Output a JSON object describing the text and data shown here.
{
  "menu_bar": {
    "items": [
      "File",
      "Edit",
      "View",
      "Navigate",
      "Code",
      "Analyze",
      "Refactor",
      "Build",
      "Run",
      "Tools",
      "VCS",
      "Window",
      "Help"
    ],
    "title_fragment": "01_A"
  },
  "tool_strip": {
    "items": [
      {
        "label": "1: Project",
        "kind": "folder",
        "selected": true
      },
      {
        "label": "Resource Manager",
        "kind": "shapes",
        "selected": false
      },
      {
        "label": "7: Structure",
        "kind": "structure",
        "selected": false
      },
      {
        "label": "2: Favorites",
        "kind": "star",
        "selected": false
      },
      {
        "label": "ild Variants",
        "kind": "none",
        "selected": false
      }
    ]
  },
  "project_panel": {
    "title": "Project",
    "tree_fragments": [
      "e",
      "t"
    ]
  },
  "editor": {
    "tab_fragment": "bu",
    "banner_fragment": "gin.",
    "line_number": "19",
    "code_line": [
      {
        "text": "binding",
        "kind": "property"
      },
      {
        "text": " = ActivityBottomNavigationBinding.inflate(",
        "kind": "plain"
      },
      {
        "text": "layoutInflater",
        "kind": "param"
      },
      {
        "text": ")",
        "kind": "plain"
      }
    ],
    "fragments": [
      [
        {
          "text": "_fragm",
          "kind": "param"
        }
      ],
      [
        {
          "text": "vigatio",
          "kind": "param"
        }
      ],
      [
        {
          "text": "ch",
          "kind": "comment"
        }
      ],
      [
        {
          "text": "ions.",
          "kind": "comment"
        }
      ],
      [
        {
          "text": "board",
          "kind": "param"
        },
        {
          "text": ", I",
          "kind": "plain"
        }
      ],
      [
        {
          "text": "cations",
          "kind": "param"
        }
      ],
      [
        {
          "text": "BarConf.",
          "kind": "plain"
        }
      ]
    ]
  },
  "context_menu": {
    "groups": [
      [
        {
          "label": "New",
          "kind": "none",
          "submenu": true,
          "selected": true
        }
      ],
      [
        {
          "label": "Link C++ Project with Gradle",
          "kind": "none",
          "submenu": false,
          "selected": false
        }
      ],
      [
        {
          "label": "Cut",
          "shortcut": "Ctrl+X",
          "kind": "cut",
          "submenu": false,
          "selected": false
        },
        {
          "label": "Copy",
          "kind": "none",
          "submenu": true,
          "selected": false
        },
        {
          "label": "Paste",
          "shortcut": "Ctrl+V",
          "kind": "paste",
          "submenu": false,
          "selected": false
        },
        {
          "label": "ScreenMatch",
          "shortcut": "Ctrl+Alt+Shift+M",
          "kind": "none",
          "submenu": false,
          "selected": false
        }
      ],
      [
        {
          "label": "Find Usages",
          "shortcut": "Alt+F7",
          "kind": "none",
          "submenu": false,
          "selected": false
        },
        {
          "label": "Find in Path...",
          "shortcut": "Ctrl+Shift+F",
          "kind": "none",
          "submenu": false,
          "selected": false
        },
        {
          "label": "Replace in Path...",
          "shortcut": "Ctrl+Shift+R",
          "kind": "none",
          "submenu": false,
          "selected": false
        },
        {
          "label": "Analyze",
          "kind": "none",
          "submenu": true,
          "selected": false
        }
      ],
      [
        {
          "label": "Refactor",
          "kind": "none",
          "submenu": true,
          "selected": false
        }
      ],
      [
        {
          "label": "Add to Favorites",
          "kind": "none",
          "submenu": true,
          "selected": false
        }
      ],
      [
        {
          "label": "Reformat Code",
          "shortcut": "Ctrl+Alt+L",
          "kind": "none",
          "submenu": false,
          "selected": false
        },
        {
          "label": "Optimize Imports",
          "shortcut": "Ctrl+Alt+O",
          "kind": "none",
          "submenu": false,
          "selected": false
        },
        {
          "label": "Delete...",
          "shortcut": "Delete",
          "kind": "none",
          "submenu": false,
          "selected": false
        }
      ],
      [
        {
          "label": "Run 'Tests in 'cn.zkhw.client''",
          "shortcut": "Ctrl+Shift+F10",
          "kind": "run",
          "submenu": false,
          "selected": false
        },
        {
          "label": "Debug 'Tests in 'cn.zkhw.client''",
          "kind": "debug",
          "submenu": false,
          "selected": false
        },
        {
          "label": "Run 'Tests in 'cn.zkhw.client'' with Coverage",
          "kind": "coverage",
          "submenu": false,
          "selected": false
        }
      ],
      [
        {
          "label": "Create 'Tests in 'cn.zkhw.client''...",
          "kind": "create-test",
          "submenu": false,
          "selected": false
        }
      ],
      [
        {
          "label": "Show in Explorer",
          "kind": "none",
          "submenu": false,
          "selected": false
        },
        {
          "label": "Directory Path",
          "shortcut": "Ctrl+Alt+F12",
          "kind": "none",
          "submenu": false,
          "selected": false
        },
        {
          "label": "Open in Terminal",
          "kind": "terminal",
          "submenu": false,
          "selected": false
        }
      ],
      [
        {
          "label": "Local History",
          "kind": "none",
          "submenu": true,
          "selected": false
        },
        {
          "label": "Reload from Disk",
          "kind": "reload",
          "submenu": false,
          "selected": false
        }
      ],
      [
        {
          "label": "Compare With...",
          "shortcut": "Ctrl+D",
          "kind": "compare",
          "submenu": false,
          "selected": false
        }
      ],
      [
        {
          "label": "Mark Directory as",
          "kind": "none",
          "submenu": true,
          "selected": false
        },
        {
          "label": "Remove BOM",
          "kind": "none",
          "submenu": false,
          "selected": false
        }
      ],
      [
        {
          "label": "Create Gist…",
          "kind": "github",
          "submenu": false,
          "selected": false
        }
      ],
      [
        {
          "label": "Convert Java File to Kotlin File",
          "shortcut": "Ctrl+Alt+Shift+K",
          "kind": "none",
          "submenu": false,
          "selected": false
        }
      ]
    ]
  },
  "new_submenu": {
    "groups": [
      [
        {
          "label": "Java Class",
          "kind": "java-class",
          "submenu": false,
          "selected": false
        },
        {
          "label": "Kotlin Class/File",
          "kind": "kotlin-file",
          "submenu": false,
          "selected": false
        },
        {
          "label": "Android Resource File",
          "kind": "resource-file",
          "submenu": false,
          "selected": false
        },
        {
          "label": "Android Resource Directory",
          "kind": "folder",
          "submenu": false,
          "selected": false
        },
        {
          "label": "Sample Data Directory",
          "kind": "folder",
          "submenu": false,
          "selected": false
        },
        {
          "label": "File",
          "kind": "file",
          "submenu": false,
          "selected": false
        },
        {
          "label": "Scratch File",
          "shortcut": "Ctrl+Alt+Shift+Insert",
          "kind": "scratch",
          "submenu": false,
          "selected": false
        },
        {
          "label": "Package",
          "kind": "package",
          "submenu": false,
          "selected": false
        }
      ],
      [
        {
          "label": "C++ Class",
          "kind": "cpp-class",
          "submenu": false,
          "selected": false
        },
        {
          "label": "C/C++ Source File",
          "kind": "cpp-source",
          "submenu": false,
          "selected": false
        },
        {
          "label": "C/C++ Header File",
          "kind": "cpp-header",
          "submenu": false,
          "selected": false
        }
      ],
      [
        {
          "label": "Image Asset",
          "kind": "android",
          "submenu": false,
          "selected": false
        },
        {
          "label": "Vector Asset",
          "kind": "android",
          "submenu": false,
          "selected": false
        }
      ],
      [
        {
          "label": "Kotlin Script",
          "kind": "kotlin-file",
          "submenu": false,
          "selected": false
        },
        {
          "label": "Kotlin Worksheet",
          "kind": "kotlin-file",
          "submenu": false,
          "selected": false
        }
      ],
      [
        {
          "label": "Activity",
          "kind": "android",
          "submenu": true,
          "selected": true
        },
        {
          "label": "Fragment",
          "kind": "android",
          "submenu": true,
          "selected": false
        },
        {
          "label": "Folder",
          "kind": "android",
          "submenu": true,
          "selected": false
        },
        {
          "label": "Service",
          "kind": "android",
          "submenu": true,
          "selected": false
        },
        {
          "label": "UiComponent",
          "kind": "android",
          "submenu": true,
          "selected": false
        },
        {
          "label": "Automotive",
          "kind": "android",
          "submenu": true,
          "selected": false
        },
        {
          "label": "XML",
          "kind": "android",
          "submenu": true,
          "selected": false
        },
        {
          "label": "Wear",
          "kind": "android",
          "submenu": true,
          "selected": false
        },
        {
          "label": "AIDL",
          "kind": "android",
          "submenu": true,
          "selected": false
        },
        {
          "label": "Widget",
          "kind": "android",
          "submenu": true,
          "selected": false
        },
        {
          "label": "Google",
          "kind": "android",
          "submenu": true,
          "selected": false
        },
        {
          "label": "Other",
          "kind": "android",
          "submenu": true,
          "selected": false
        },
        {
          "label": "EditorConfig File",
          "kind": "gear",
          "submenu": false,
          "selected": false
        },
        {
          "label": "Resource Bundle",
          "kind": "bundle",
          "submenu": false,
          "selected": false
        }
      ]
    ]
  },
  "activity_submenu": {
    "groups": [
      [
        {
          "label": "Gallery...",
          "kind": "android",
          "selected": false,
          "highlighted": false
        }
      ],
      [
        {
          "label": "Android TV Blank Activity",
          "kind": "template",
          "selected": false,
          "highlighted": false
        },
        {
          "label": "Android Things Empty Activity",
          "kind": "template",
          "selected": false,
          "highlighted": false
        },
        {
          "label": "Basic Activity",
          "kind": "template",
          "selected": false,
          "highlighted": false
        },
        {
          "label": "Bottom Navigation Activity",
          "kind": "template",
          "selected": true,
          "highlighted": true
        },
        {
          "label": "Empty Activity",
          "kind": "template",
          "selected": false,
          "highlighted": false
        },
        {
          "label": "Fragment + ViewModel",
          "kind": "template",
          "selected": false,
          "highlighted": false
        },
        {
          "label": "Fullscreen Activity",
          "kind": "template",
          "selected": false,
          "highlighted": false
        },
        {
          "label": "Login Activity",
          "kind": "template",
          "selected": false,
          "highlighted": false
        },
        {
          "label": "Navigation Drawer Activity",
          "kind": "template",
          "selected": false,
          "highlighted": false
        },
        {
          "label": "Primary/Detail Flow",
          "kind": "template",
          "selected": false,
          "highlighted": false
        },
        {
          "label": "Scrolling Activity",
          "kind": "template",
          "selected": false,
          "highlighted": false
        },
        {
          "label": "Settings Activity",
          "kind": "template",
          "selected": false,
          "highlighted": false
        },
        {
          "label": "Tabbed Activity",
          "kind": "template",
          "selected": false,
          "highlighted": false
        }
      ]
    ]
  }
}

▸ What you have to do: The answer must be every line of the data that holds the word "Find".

▸ Written reply:
          "label": "Find Usages",
          "label": "Find in Path...",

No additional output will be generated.